(Directions): For this task, retype the records below exactly.

Data items:
::::

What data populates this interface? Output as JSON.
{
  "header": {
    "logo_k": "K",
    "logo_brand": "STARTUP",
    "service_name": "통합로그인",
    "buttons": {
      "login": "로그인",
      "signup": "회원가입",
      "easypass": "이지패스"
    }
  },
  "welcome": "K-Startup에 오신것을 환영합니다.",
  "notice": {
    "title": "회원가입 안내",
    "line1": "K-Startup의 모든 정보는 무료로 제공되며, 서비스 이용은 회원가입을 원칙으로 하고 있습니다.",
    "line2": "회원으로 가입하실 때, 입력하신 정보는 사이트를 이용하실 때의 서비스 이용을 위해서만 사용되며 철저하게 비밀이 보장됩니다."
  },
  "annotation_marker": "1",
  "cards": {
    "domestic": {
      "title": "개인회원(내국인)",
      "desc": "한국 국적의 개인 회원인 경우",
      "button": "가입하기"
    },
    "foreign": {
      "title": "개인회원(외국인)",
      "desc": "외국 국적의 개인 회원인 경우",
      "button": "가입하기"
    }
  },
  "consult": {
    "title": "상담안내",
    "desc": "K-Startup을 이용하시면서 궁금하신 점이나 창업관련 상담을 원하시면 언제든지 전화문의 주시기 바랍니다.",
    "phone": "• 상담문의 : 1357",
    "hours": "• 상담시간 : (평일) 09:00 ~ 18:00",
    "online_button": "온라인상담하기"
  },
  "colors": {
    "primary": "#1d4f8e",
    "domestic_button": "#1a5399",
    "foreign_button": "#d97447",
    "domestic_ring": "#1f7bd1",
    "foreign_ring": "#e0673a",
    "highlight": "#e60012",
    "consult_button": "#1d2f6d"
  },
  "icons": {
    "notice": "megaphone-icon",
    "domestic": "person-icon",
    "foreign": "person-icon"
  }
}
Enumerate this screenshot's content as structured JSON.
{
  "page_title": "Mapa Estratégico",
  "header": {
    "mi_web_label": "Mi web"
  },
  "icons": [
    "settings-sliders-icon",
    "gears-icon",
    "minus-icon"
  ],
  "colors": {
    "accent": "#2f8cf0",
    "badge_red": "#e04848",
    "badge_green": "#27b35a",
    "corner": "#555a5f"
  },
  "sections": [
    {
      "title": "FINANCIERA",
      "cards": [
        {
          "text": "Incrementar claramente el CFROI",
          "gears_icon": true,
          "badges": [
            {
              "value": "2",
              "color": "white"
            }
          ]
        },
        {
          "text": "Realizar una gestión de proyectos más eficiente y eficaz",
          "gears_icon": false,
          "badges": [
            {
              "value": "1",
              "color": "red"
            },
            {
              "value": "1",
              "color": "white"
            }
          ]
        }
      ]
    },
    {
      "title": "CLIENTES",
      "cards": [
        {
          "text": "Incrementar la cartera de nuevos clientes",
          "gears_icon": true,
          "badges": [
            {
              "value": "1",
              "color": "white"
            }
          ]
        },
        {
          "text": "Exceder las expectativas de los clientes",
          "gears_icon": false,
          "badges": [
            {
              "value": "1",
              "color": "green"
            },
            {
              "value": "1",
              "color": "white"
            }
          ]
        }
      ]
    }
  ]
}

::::

(Response to the task):
What data populates this interface? Output as JSON.
{
  "header": {
    "logo_k": "K",
    "logo_brand": "STARTUP",
    "service_name": "통합로그인",
    "buttons": {
      "login": "로그인",
      "signup": "회원가입",
      "easypass": "이지패스"
    }
  },
  "welcome": "K-Startup에 오신것을 환영합니다.",
  "notice": {
    "title": "회원가입 안내",
    "line1": "K-Startup의 모든 정보는 무료로 제공되며, 서비스 이용은 회원가입을 원칙으로 하고 있습니다.",
    "line2": "회원으로 가입하실 때, 입력하신 정보는 사이트를 이용하실 때의 서비스 이용을 위해서만 사용되며 철저하게 비밀이 보장됩니다."
  },
  "annotation_marker": "1",
  "cards": {
    "domestic": {
      "title": "개인회원(내국인)",
      "desc": "한국 국적의 개인 회원인 경우",
      "button": "가입하기"
    },
    "foreign": {
      "title": "개인회원(외국인)",
      "desc": "외국 국적의 개인 회원인 경우",
      "button": "가입하기"
    }
  },
  "consult": {
    "title": "상담안내",
    "desc": "K-Startup을 이용하시면서 궁금하신 점이나 창업관련 상담을 원하시면 언제든지 전화문의 주시기 바랍니다.",
    "phone": "• 상담문의 : 1357",
    "hours": "• 상담시간 : (평일) 09:00 ~ 18:00",
    "online_button": "온라인상담하기"
  },
  "colors": {
    "primary": "#1d4f8e",
    "domestic_button": "#1a5399",
    "foreign_button": "#d97447",
    "domestic_ring": "#1f7bd1",
    "foreign_ring": "#e0673a",
    "highlight": "#e60012",
    "consult_button": "#1d2f6d"
  },
  "icons": {
    "notice": "megaphone-icon",
    "domestic": "person-icon",
    "foreign": "person-icon"
  }
}
Enumerate this screenshot's content as structured JSON.
{
  "page_title": "Mapa Estratégico",
  "header": {
    "mi_web_label": "Mi web"
  },
  "icons": [
    "settings-sliders-icon",
    "gears-icon",
    "minus-icon"
  ],
  "colors": {
    "accent": "#2f8cf0",
    "badge_red": "#e04848",
    "badge_green": "#27b35a",
    "corner": "#555a5f"
  },
  "sections": [
    {
      "title": "FINANCIERA",
      "cards": [
        {
          "text": "Incrementar claramente el CFROI",
          "gears_icon": true,
          "badges": [
            {
              "value": "2",
              "color": "white"
            }
          ]
        },
        {
          "text": "Realizar una gestión de proyectos más eficiente y eficaz",
          "gears_icon": false,
          "badges": [
            {
              "value": "1",
              "color": "red"
            },
            {
              "value": "1",
              "color": "white"
            }
          ]
        }
      ]
    },
    {
      "title": "CLIENTES",
      "cards": [
        {
          "text": "Incrementar la cartera de nuevos clientes",
          "gears_icon": true,
          "badges": [
            {
              "value": "1",
              "color": "white"
            }
          ]
        },
        {
          "text": "Exceder las expectativas de los clientes",
          "gears_icon": false,
          "badges": [
            {
              "value": "1",
              "color": "green"
            },
            {
              "value": "1",
              "color": "white"
            }
          ]
        }
      ]
    }
  ]
}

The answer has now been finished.